One private sector category in North Carolina that seems to be low is newspapers (Standard Industrial Classification Code 2711). In 1998 11,000 people in North Carolina worked for newspapers. These workers fell from almost 83 percent of the national average for their peer group in 1995 to 81 percent in 1998. While this may be perplexing to newspaper employees, it is merely a result of market forces unique to the industry and is hardly cause for government intervention.
While average pay is an important figure in understanding this complex issue, another important component would be the productivity of the workforce. In the private sector, one of the most common productivity measures of a for-profit organization is the firm’s return on investment. Productivity in the public sector is more difficult to assess. But if we assume that the quality of state services is roughly level across the country, then the ratio of state workers to private workers may be a good place to start. In 1998 the U.S. average of state workers in public administration was 1.7 workers for 100 private sector workers. In North Carolina it was 2.2 workers per 100 in the private sector. Using another data series from the Bureau of Labor Statistics reveals that there are 2.1 total state government workers for every 100 citizens in North Carolina, which again exceeds the national average of 1.6 workers. In both cases, North Carolina’s state workforce is larger in percentage terms than the national average and its state workers possibly less productive as a group when compared to other states.

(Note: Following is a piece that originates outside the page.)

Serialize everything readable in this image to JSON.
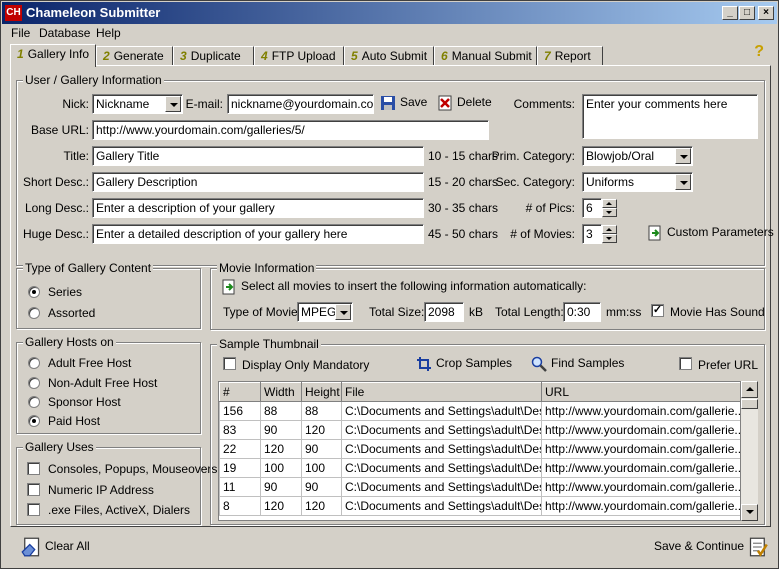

None of these findings should be seen as conclusive proof of any proposition about state employee compensation in North Carolina. Legislative leaders should call upon their own research staff as well as the 80-person staff of the Labor Market Information Division at the Employment Security Commission to study this issue further. Taxpayers deserve an efficient workforce at a reasonable cost. When state employees can demonstrate they are more efficient than their counterparts across the country, their annual campaign for higher wages could take on greater significance. Also, government leaders should devise a quicker response to shortages of state workers in certain occupations or in some geographic locations as circumstances require. While SEANC has an obligation to promote its members’ interests, legislators have a matching responsibility to act as proper stewards of taxpayer money.
Don Carrington, Vice President for Research